Labor politician Chris Bryant attacked Beeb chair Gavin Davies and the board of governors for producing a report that contained no criticism of the BBC and was “complacent in the extreme.”
“This feels more like an Enron annual report than a BBC annual report,” he said, accusing the pubcaster of glossing over many deficiencies, such as omitting that it had missed its target for independent producer commissions and still hadn’t made digital channels available nationwide.
However, Bryant apologized for implying that the BBC was financially corrupt.
The BBC spent £280 million ($449 million) on programs broadcast on digital channels in 2002-03, compared with $2.82 billion on analog programming. Total program spend was $3.8 billion.

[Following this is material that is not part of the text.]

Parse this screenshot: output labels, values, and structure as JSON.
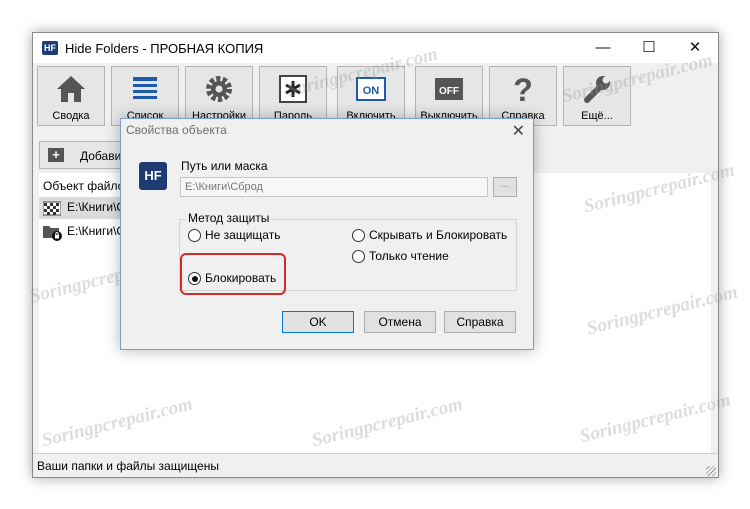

The pubcaster increased spending on programs and services by a further $582 million last year, a 35% increase since 2000, while bringing overheads down to 13% of expenditure from 24% three years ago. Total overhead was $553 million.
BBC Worldwide, the commercial arm of the BBC, returned $197 million for investment in programming and other services, up 16% from last year. Sales from continuing operations, including joint ventures, rose from $1.01 billion in 2001-02 to $1.025 billion in 2002-03.
Total operating profit at the commercial arm tripled to $54.3 million, while profit after exceptional items grew 26% to $51.8 million. Company licensed 40,000 hours of programming internationally, with “The Office,” “The Weakest Link,” “Fimbles” and “The Blue Planet” among the most popular titles.